By John Helmer
In 1833, four years before his wife’s flirtation caused the death, in a duel, of Alexander Pushkin, Russia’s greatest poet, he wrote her a warning letter.
“You like it when the dogs trail after you like a bitch in heat,” Pushkin said bluntly. “All you have to do is make sure everyone knows, ‘I love it’. That’s the whole secret of flirting. As long as there’s a trough, the swine will find it.”
When President Boris Yeltsin, his daughter Tatiana Dyachenko, his chief of staff Alexander Voloshin, and his successor-to-be, Vladimir Putin, were discussing recently what to do to assure their futures, they thought they could play the part of the alluring wife, Natalia Goncharova — at least to the financial oligarchs of Russia, to the proprietors of the media, and also to Russia’s voters. All they had to do, they decided, was to fill the trough. The pigs were certain to follow, they thought.

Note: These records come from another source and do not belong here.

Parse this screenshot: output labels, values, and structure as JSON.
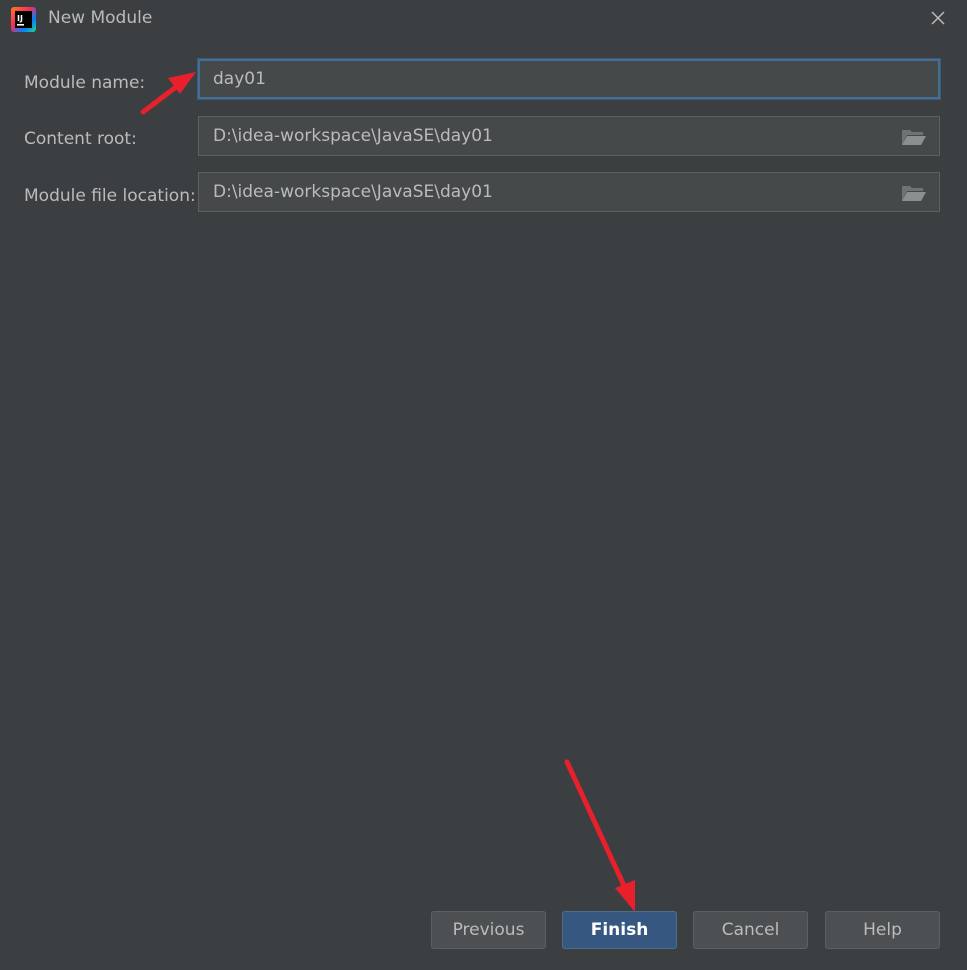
{
  "window": {
    "title": "New Module",
    "app_icon": "intellij-idea-icon",
    "close_icon": "close-icon"
  },
  "form": {
    "module_name": {
      "label": "Module name:",
      "value": "day01"
    },
    "content_root": {
      "label": "Content root:",
      "value": "D:\\idea-workspace\\JavaSE\\day01",
      "browse_icon": "folder-open-icon"
    },
    "module_file_location": {
      "label": "Module file location:",
      "value": "D:\\idea-workspace\\JavaSE\\day01",
      "browse_icon": "folder-open-icon"
    }
  },
  "buttons": {
    "previous": "Previous",
    "finish": "Finish",
    "cancel": "Cancel",
    "help": "Help"
  },
  "colors": {
    "background": "#3c3f41",
    "field_background": "#45494a",
    "focus_border": "#466d94",
    "primary_button": "#365880",
    "annotation_arrow": "#e8202b"
  }
}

But what if they were mistaken, and it turns out they have chosen the ill-fated part of Pushkin?
The reaction of some of Russia’s most ambitious politicians, men like Samara Governor Konstantin Titov, Saratov Governor Dmitri Ayatskov, and Sverdlovsk Governor Eduard Rossel, demonstrates their readiness to challenge newly appointed Prime Minister Putin the minute he shows vulnerability, or fails to attract the money and votes required to become president.

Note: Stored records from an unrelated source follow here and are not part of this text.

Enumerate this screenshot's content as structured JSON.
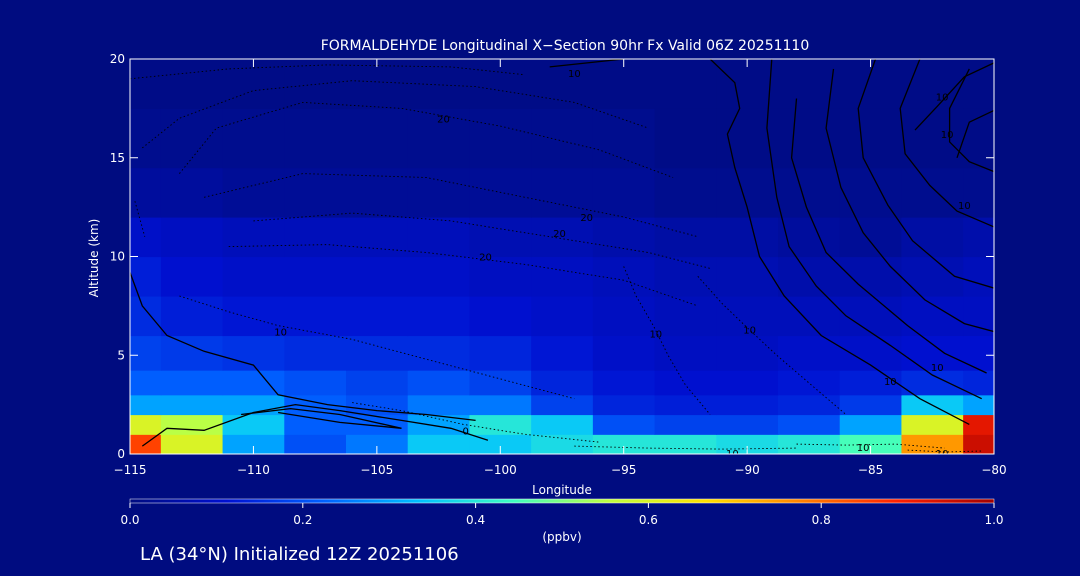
{
  "chart_data": {
    "type": "heatmap",
    "title": "FORMALDEHYDE Longitudinal X−Section 90hr  Fx Valid 06Z 20251110",
    "xlabel": "Longitude",
    "ylabel": "Altitude (km)",
    "xlim": [
      -115,
      -80
    ],
    "ylim": [
      0,
      20
    ],
    "x_ticks": [
      -115,
      -110,
      -105,
      -100,
      -95,
      -90,
      -85,
      -80
    ],
    "x_tick_labels": [
      "−115",
      "−110",
      "−105",
      "−100",
      "−95",
      "−90",
      "−85",
      "−80"
    ],
    "y_ticks": [
      0,
      5,
      10,
      15,
      20
    ],
    "y_tick_labels": [
      "0",
      "5",
      "10",
      "15",
      "20"
    ],
    "colorbar": {
      "label": "(ppbv)",
      "range": [
        0.0,
        1.0
      ],
      "ticks": [
        0.0,
        0.2,
        0.4,
        0.6,
        0.8,
        1.0
      ],
      "tick_labels": [
        "0.0",
        "0.2",
        "0.4",
        "0.6",
        "0.8",
        "1.0"
      ],
      "colors": [
        "#000c80",
        "#0010d0",
        "#0060ff",
        "#00c0ff",
        "#40ffc0",
        "#c0ff40",
        "#ffe000",
        "#ff8000",
        "#ff2000",
        "#a00000"
      ]
    },
    "longitudes": [
      -115,
      -112.5,
      -110,
      -107.5,
      -105,
      -102.5,
      -100,
      -97.5,
      -95,
      -92.5,
      -90,
      -87.5,
      -85,
      -82.5,
      -80
    ],
    "altitude_rows": [
      {
        "z": 0.5,
        "values": [
          0.85,
          0.6,
          0.3,
          0.2,
          0.25,
          0.35,
          0.35,
          0.38,
          0.4,
          0.4,
          0.38,
          0.4,
          0.45,
          0.75,
          0.95
        ]
      },
      {
        "z": 1.5,
        "values": [
          0.6,
          0.55,
          0.35,
          0.22,
          0.22,
          0.3,
          0.4,
          0.35,
          0.2,
          0.18,
          0.18,
          0.2,
          0.3,
          0.6,
          0.92
        ]
      },
      {
        "z": 2.5,
        "values": [
          0.3,
          0.3,
          0.3,
          0.22,
          0.2,
          0.25,
          0.25,
          0.18,
          0.14,
          0.13,
          0.13,
          0.14,
          0.17,
          0.35,
          0.3
        ]
      },
      {
        "z": 3.5,
        "values": [
          0.22,
          0.22,
          0.22,
          0.2,
          0.18,
          0.2,
          0.18,
          0.14,
          0.12,
          0.11,
          0.11,
          0.12,
          0.13,
          0.15,
          0.14
        ]
      },
      {
        "z": 5,
        "values": [
          0.18,
          0.17,
          0.16,
          0.15,
          0.15,
          0.15,
          0.14,
          0.12,
          0.1,
          0.09,
          0.09,
          0.1,
          0.1,
          0.11,
          0.11
        ]
      },
      {
        "z": 7,
        "values": [
          0.15,
          0.13,
          0.12,
          0.12,
          0.12,
          0.12,
          0.11,
          0.1,
          0.09,
          0.08,
          0.08,
          0.08,
          0.08,
          0.09,
          0.09
        ]
      },
      {
        "z": 9,
        "values": [
          0.13,
          0.11,
          0.1,
          0.1,
          0.1,
          0.1,
          0.09,
          0.09,
          0.08,
          0.07,
          0.07,
          0.06,
          0.06,
          0.07,
          0.08
        ]
      },
      {
        "z": 11,
        "values": [
          0.1,
          0.09,
          0.08,
          0.08,
          0.08,
          0.08,
          0.07,
          0.07,
          0.06,
          0.05,
          0.05,
          0.04,
          0.03,
          0.05,
          0.06
        ]
      },
      {
        "z": 13,
        "values": [
          0.04,
          0.04,
          0.03,
          0.03,
          0.03,
          0.03,
          0.03,
          0.03,
          0.03,
          0.02,
          0.02,
          0.02,
          0.02,
          0.02,
          0.02
        ]
      },
      {
        "z": 16,
        "values": [
          0.02,
          0.02,
          0.02,
          0.02,
          0.02,
          0.02,
          0.02,
          0.02,
          0.02,
          0.01,
          0.01,
          0.01,
          0.01,
          0.01,
          0.01
        ]
      },
      {
        "z": 19,
        "values": [
          0.01,
          0.01,
          0.01,
          0.01,
          0.01,
          0.01,
          0.01,
          0.01,
          0.01,
          0.01,
          0.01,
          0.01,
          0.01,
          0.01,
          0.01
        ]
      }
    ],
    "contours": [
      {
        "style": "solid",
        "label": "",
        "label_at": null,
        "points": [
          [
            -115,
            9.2
          ],
          [
            -114.5,
            7.5
          ],
          [
            -113.5,
            6.0
          ],
          [
            -112,
            5.2
          ],
          [
            -110,
            4.5
          ],
          [
            -109,
            3.0
          ],
          [
            -107,
            2.5
          ],
          [
            -105,
            2.2
          ],
          [
            -103,
            2.0
          ],
          [
            -101,
            1.7
          ]
        ]
      },
      {
        "style": "solid",
        "label": "",
        "label_at": null,
        "points": [
          [
            -114.5,
            0.4
          ],
          [
            -113.5,
            1.3
          ],
          [
            -112,
            1.2
          ],
          [
            -110,
            2.1
          ],
          [
            -108.3,
            2.5
          ],
          [
            -106.5,
            2.2
          ],
          [
            -104,
            1.7
          ],
          [
            -102,
            1.3
          ],
          [
            -100.5,
            0.7
          ]
        ]
      },
      {
        "style": "solid",
        "label": "",
        "label_at": null,
        "points": [
          [
            -110.5,
            2.0
          ],
          [
            -108.5,
            2.3
          ],
          [
            -106.5,
            2.0
          ],
          [
            -104,
            1.3
          ],
          [
            -106.5,
            1.6
          ],
          [
            -109,
            2.1
          ]
        ]
      },
      {
        "style": "solid",
        "label": "10",
        "label_at": [
          -97,
          19.3
        ],
        "points": [
          [
            -98,
            19.6
          ],
          [
            -95,
            20
          ]
        ]
      },
      {
        "style": "solid",
        "label": "",
        "label_at": null,
        "points": [
          [
            -91.5,
            20
          ],
          [
            -90.5,
            18.8
          ],
          [
            -90.3,
            17.5
          ],
          [
            -90.8,
            16.2
          ],
          [
            -90.5,
            14.5
          ],
          [
            -90,
            12.5
          ],
          [
            -89.5,
            10.0
          ],
          [
            -88.5,
            8.0
          ],
          [
            -87,
            6.0
          ],
          [
            -85,
            4.5
          ],
          [
            -83,
            2.8
          ],
          [
            -81,
            1.5
          ]
        ]
      },
      {
        "style": "solid",
        "label": "10",
        "label_at": [
          -84.2,
          3.7
        ],
        "points": [
          [
            -89,
            20
          ],
          [
            -89.2,
            16.5
          ],
          [
            -88.8,
            13.0
          ],
          [
            -88.3,
            10.5
          ],
          [
            -87.2,
            8.5
          ],
          [
            -86,
            7.0
          ],
          [
            -84.2,
            5.5
          ],
          [
            -82.5,
            4.0
          ],
          [
            -80.5,
            2.8
          ]
        ]
      },
      {
        "style": "solid",
        "label": "",
        "label_at": null,
        "points": [
          [
            -88,
            18.0
          ],
          [
            -88.2,
            15.0
          ],
          [
            -87.6,
            12.5
          ],
          [
            -86.8,
            10.2
          ],
          [
            -85.5,
            8.6
          ],
          [
            -83.5,
            6.5
          ],
          [
            -82,
            5.1
          ],
          [
            -80.3,
            4.1
          ]
        ]
      },
      {
        "style": "solid",
        "label": "10",
        "label_at": [
          -82.3,
          4.4
        ],
        "points": [
          [
            -86.5,
            19.5
          ],
          [
            -86.8,
            16.5
          ],
          [
            -86.2,
            13.5
          ],
          [
            -85.3,
            11.2
          ],
          [
            -84.2,
            9.5
          ],
          [
            -82.8,
            7.8
          ],
          [
            -81.2,
            6.6
          ],
          [
            -80,
            6.2
          ]
        ]
      },
      {
        "style": "solid",
        "label": "",
        "label_at": null,
        "points": [
          [
            -84.8,
            20
          ],
          [
            -85.5,
            17.5
          ],
          [
            -85.3,
            15.0
          ],
          [
            -84.3,
            12.6
          ],
          [
            -83.3,
            10.8
          ],
          [
            -81.6,
            9.0
          ],
          [
            -80,
            8.4
          ]
        ]
      },
      {
        "style": "solid",
        "label": "",
        "label_at": null,
        "points": [
          [
            -83,
            20
          ],
          [
            -83.8,
            17.5
          ],
          [
            -83.6,
            15.2
          ],
          [
            -82.6,
            13.6
          ],
          [
            -81.5,
            12.3
          ],
          [
            -80,
            11.5
          ]
        ]
      },
      {
        "style": "solid",
        "label": "10",
        "label_at": [
          -81.9,
          16.2
        ],
        "points": [
          [
            -81,
            19.5
          ],
          [
            -81.8,
            17.5
          ],
          [
            -81.8,
            15.8
          ],
          [
            -81,
            14.8
          ],
          [
            -80,
            14.3
          ]
        ]
      },
      {
        "style": "solid",
        "label": "10",
        "label_at": [
          -82.1,
          18.1
        ],
        "points": [
          [
            -80,
            19.8
          ],
          [
            -81.2,
            19.1
          ],
          [
            -82.3,
            17.6
          ],
          [
            -83.2,
            16.4
          ]
        ]
      },
      {
        "style": "solid",
        "label": "10",
        "label_at": [
          -81.2,
          12.6
        ],
        "points": [
          [
            -80,
            17.4
          ],
          [
            -81.0,
            16.8
          ],
          [
            -81.5,
            15.0
          ]
        ]
      },
      {
        "style": "dotted",
        "label": "20",
        "label_at": [
          -102.3,
          17.0
        ],
        "points": [
          [
            -113,
            14.2
          ],
          [
            -111.5,
            16.5
          ],
          [
            -108,
            17.8
          ],
          [
            -104,
            17.5
          ],
          [
            -100,
            16.6
          ],
          [
            -96,
            15.4
          ],
          [
            -93,
            14.0
          ]
        ]
      },
      {
        "style": "dotted",
        "label": "20",
        "label_at": [
          -96.5,
          12.0
        ],
        "points": [
          [
            -112,
            13.0
          ],
          [
            -108,
            14.2
          ],
          [
            -103,
            14.0
          ],
          [
            -99,
            13.0
          ],
          [
            -95,
            12.0
          ],
          [
            -92,
            11.0
          ]
        ]
      },
      {
        "style": "dotted",
        "label": "20",
        "label_at": [
          -97.6,
          11.2
        ],
        "points": [
          [
            -110,
            11.8
          ],
          [
            -106,
            12.2
          ],
          [
            -102,
            11.8
          ],
          [
            -98,
            11.0
          ],
          [
            -94,
            10.2
          ],
          [
            -91.5,
            9.4
          ]
        ]
      },
      {
        "style": "dotted",
        "label": "20",
        "label_at": [
          -100.6,
          10.0
        ],
        "points": [
          [
            -111,
            10.5
          ],
          [
            -107,
            10.6
          ],
          [
            -103,
            10.2
          ],
          [
            -99,
            9.6
          ],
          [
            -95,
            8.8
          ],
          [
            -92,
            7.5
          ]
        ]
      },
      {
        "style": "dotted",
        "label": "10",
        "label_at": [
          -108.9,
          6.2
        ],
        "points": [
          [
            -113,
            8.0
          ],
          [
            -111,
            7.2
          ],
          [
            -109,
            6.5
          ],
          [
            -106,
            5.8
          ],
          [
            -103,
            4.8
          ],
          [
            -100,
            3.8
          ],
          [
            -97,
            2.8
          ]
        ]
      },
      {
        "style": "dotted",
        "label": "10",
        "label_at": [
          -93.7,
          6.1
        ],
        "points": [
          [
            -95,
            9.5
          ],
          [
            -94.5,
            8.0
          ],
          [
            -93.8,
            6.5
          ],
          [
            -93.2,
            5.0
          ],
          [
            -92.5,
            3.5
          ],
          [
            -91.5,
            2.0
          ]
        ]
      },
      {
        "style": "dotted",
        "label": "10",
        "label_at": [
          -89.9,
          6.3
        ],
        "points": [
          [
            -92,
            9.0
          ],
          [
            -91,
            7.6
          ],
          [
            -90,
            6.4
          ],
          [
            -88.8,
            5.0
          ],
          [
            -87.5,
            3.6
          ],
          [
            -86,
            2.0
          ]
        ]
      },
      {
        "style": "dotted",
        "label": "0",
        "label_at": [
          -101.4,
          1.2
        ],
        "points": [
          [
            -106,
            2.6
          ],
          [
            -104,
            2.2
          ],
          [
            -101.5,
            1.5
          ],
          [
            -99,
            1.0
          ],
          [
            -96,
            0.6
          ]
        ]
      },
      {
        "style": "dotted",
        "label": "10",
        "label_at": [
          -90.6,
          0.05
        ],
        "points": [
          [
            -97,
            0.4
          ],
          [
            -94,
            0.3
          ],
          [
            -91,
            0.25
          ],
          [
            -88,
            0.3
          ]
        ]
      },
      {
        "style": "dotted",
        "label": "10",
        "label_at": [
          -85.3,
          0.35
        ],
        "points": [
          [
            -88,
            0.5
          ],
          [
            -86,
            0.45
          ],
          [
            -84,
            0.5
          ],
          [
            -82,
            0.3
          ]
        ]
      },
      {
        "style": "dotted",
        "label": "10",
        "label_at": [
          -82.1,
          0.05
        ],
        "points": [
          [
            -83.5,
            0.2
          ],
          [
            -82,
            0.1
          ],
          [
            -80.5,
            0.15
          ]
        ]
      },
      {
        "style": "dotted",
        "label": "",
        "label_at": null,
        "points": [
          [
            -115,
            19.0
          ],
          [
            -111,
            19.5
          ],
          [
            -107,
            19.7
          ],
          [
            -102,
            19.6
          ],
          [
            -99,
            19.2
          ]
        ]
      },
      {
        "style": "dotted",
        "label": "",
        "label_at": null,
        "points": [
          [
            -114.5,
            15.5
          ],
          [
            -113,
            17.0
          ],
          [
            -110,
            18.4
          ],
          [
            -106,
            18.9
          ],
          [
            -101,
            18.6
          ],
          [
            -97,
            17.8
          ],
          [
            -94,
            16.5
          ]
        ]
      },
      {
        "style": "dotted",
        "label": "",
        "label_at": null,
        "points": [
          [
            -114.8,
            12.8
          ],
          [
            -114.4,
            11.0
          ]
        ]
      }
    ]
  },
  "footer": {
    "init_text": "LA (34°N) Initialized 12Z 20251106"
  }
}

The same can be said of the reaction to his appointment this week of those unelectable ex-ministers, the reformers who once counted on Yeltsin’s affection — flirts like Boris Nemtsov, Yegor Gaidar, Sergei Kirienko, Boris Fyodorov, and Anatoly Chubais.
Chubais, it is now known, tried, but failed to talk Yeltsin out of promoting Putin. The others have condemned the move almost as bluntly as once Pushkin did Goncharova. This is not faithlessness toward Yeltsin. It is jealousy of Putin. They want nothing more than to return to Yeltsin’s bosom, and be loved again — as his prime minister, his presidential groom.
But what trough have they to offer the swine that compares with Putin now? That was the question which the Kremlin circle thought long and hard over.
For the young reformers, as for the likes of Titov, the trough of public funds — on-budget, off-budget, and in reserve — with which to fatten their supporters is too poor nowadays. They whisper to their friends that Putin, with his fluency in German, the language of central bankers; with his experience of fattening the electors of St. Petersburg, and the clients of the presidential business administration — Putin the prime minister must be overthrown, before the trough can be theirs again.
We are speaking, mind you, of the most ardent hearts in the government’s court, now gossiping maliciously, now plotting against the favourite.
How can Yeltsin’s flirtation for his fresh young prime minister be consummated, when so many of Yeltsin’s loves are so hostile? When those who love his favourite as he does himself are so few?
The answer to these vexing questions can be found in the plot that killed Pushkin. Was there ever a love so tender it could not be maddened beyond control by slander and compromising scandals? Was there ever a man of quality so cool as not to be trapped by his own vainglory?